- Get a dog crate and crate train the dog. The crate should NEVER be in the bedroom. If the dog becomes overly excited when the baby cries it can be put in the crate. Give it a bone or a rubber Kong with a little cream cheese or peanut butter in middle to keep him interested and busy.
- Never allow the dog in the babys bedroom - not even when you are present. The bedrooms (including your own) should always be off limits. This is especially true of the babys room.
- The dog should NEVER be allowed to be near the baby when it is not being supervised - not even for one minute.
- Once the baby is born they will bring a blanket with the baby scent home (or a dirty baby diaper) to wrap a doll in. When this is laid on the floor the dog is corrected for going near it. It cannot even go and smell it.
- When you bring the baby home it is a good idea to have it be a nice quiet introduction. Mom should first meet the dog without the baby.
- Homecoming should not be a loud party. When the baby is brought in, the dog should be placed in a down-stay several feet from where mom and baby are sitting.
The dog IS NOT ALLOWED to smell the baby. Dogs have an excellent sense of smell. There is no reason to allow the dog to come up and smell the baby as soon as it gets home from the hospital. The dog can smell the baby from across the room without any problem.
- If there is any concern about the obedience and control of the dog at any time the baby is present, it should either be on leash or in a dog crate.
- Get the dog a selection of new dog toys before the baby comes home. Some people will keep the toys available in a basket in the living room. Others prefer to allow the dog to know that there are new toys but they control when the dog gets access to them. They don't get bored with the toys.
Allowing a dog to lick a baby is a dangerous thing to do. Although this is usually a sign of acceptance and submission, one never knows exactly what the dog has been licking just before licking the baby.
I also just saw an add on TV where a dog was drinking from the toilet when the owner came home from work, then the dog runs down and gives the owner a big lick on the chops. Have you ever watched a dog lick its own butt? Pretty disgusting.
For those pet owners who feel their dog cannot accept a baby or may be too dangerous around the baby, there is always a dog crate and or an outside dog kennel. I have owned a lot of dogs in my life that I would never allow around babies. I recognized the problems with these dogs and just never let them near my boys.
On the other hand I have had many dogs who indeed were part of my family.
So the bottom line is that introducing a dog to a new baby revolves around common sense and being a responsible pet owner.
When a Dog is Uncomfortable

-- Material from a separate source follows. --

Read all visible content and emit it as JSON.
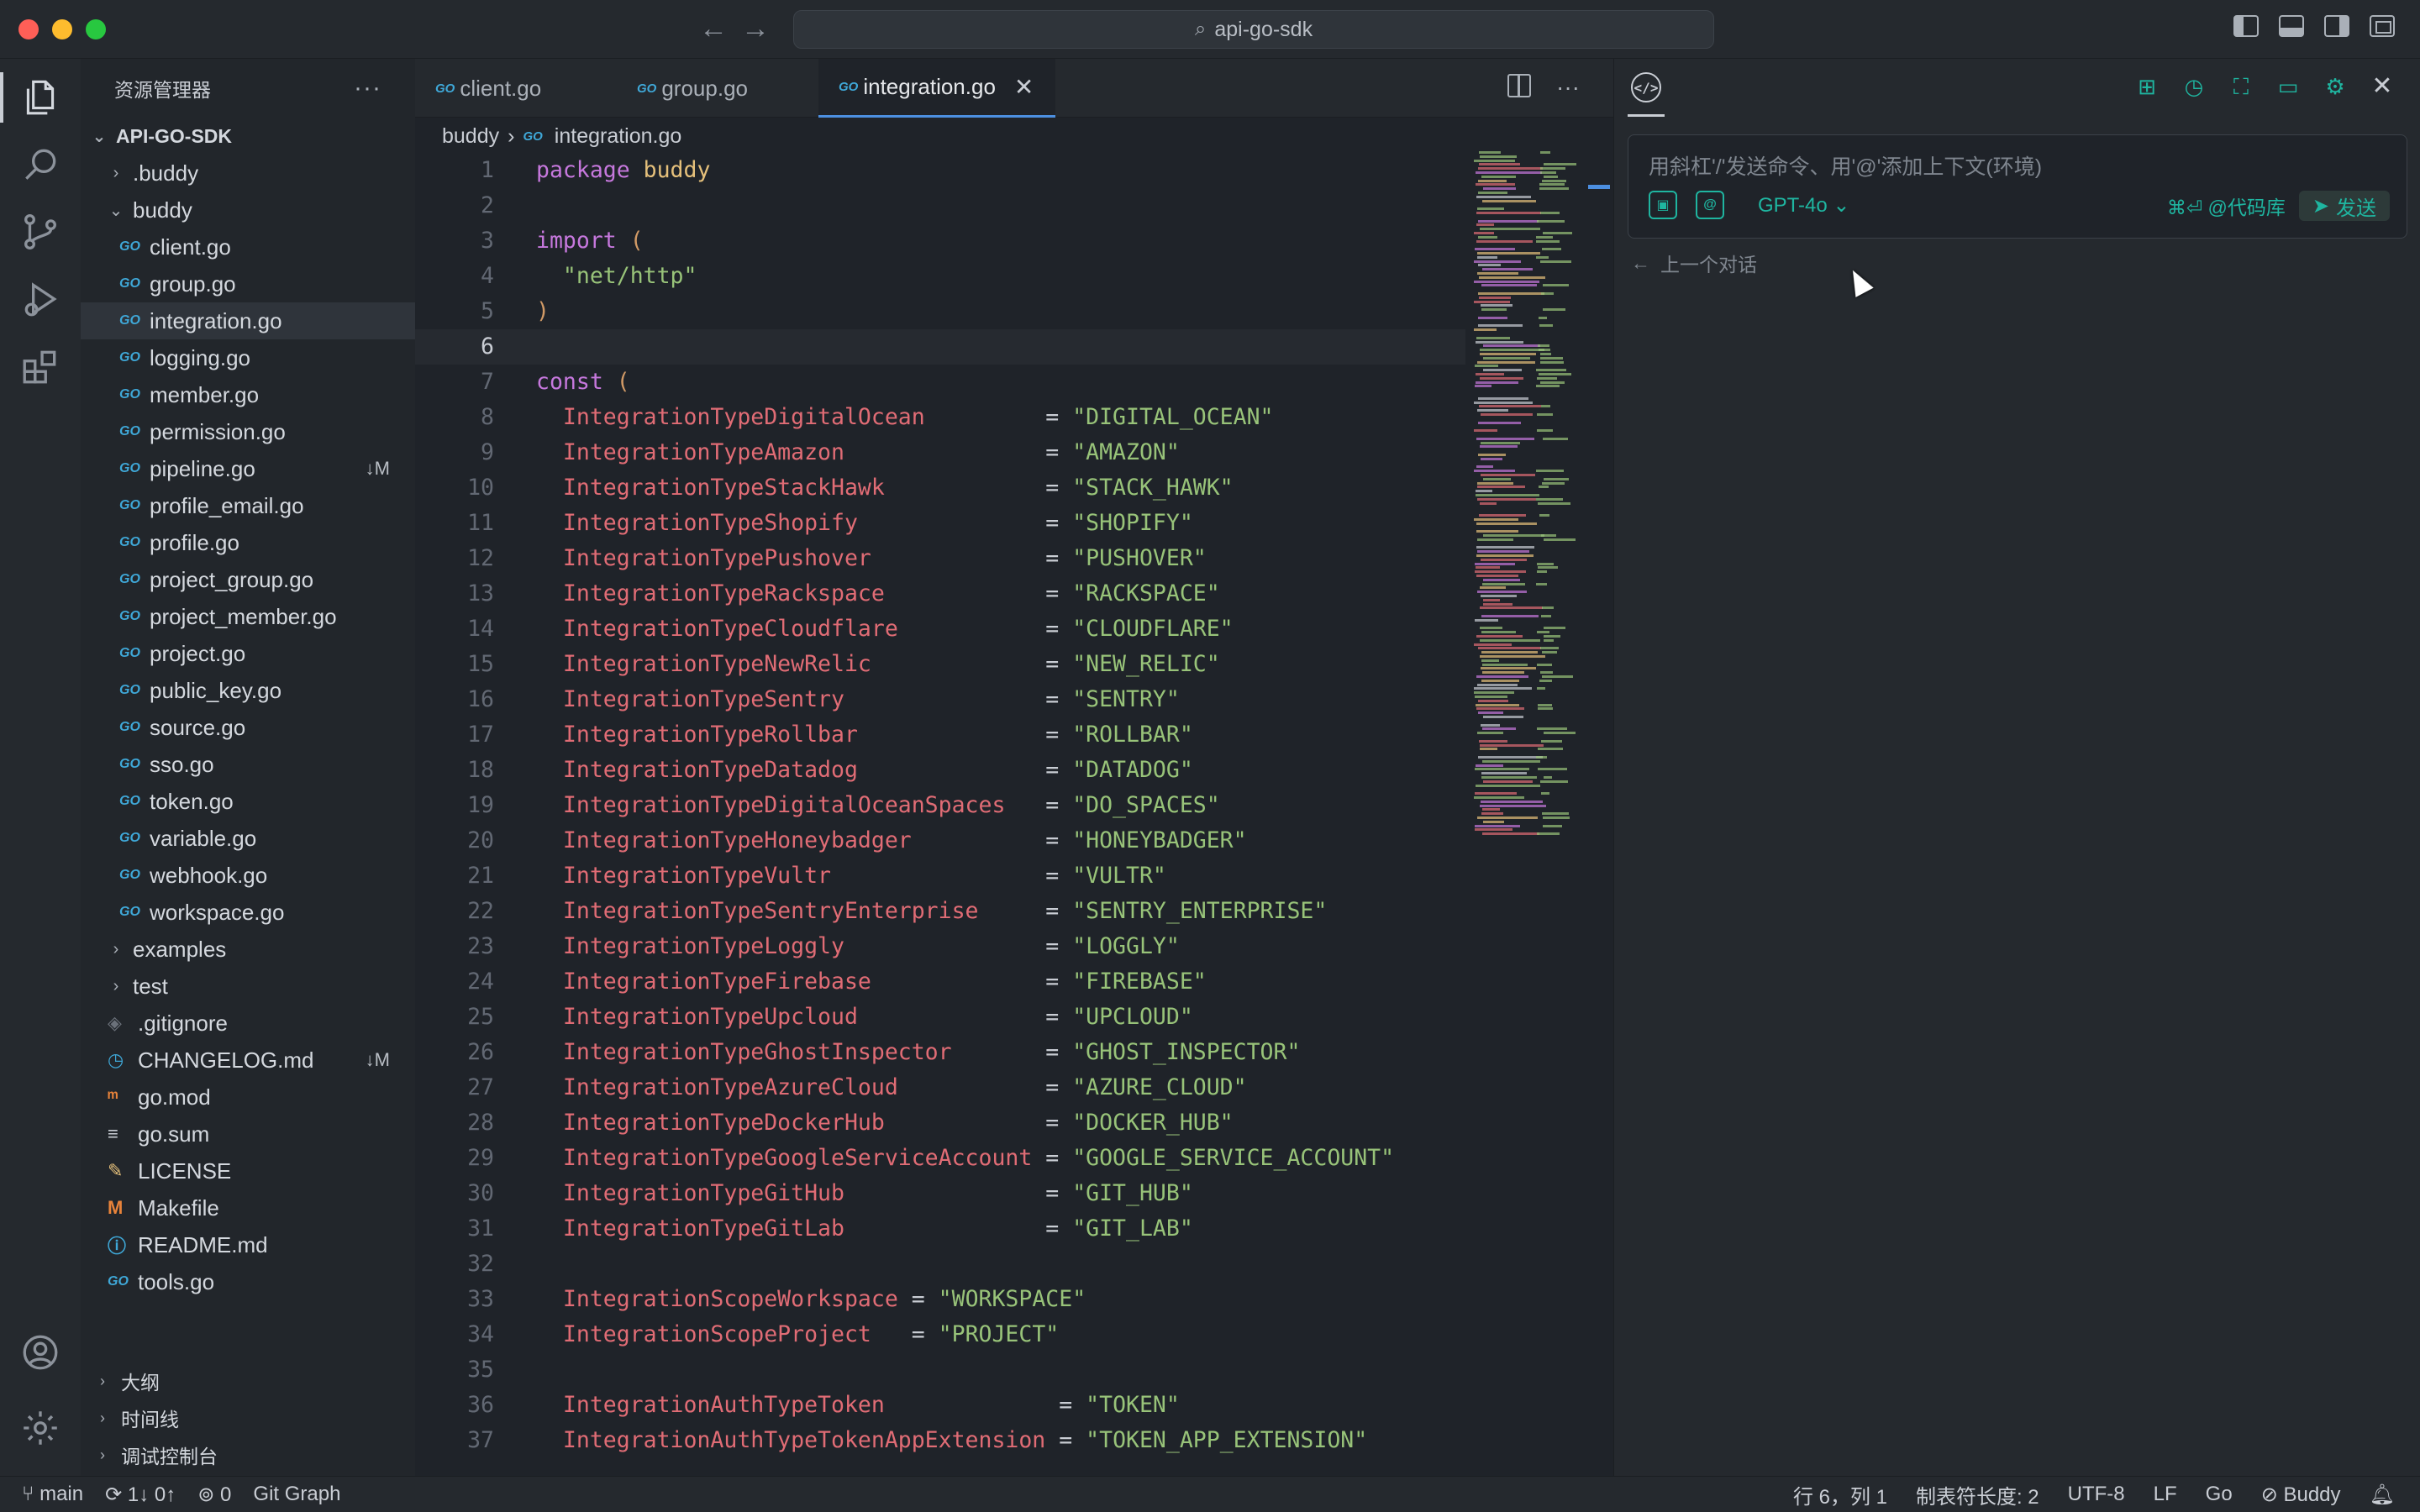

I wanted to share a picture with you showing classic calming signals that a dog gives when he is NOT comfortable. Please note all four signs in these pictures indicating that the dog is NOT enjoying this situation:
- Licking the lips
- Showing the whites of his eyes
- Panting when not overheated
- Turning his head away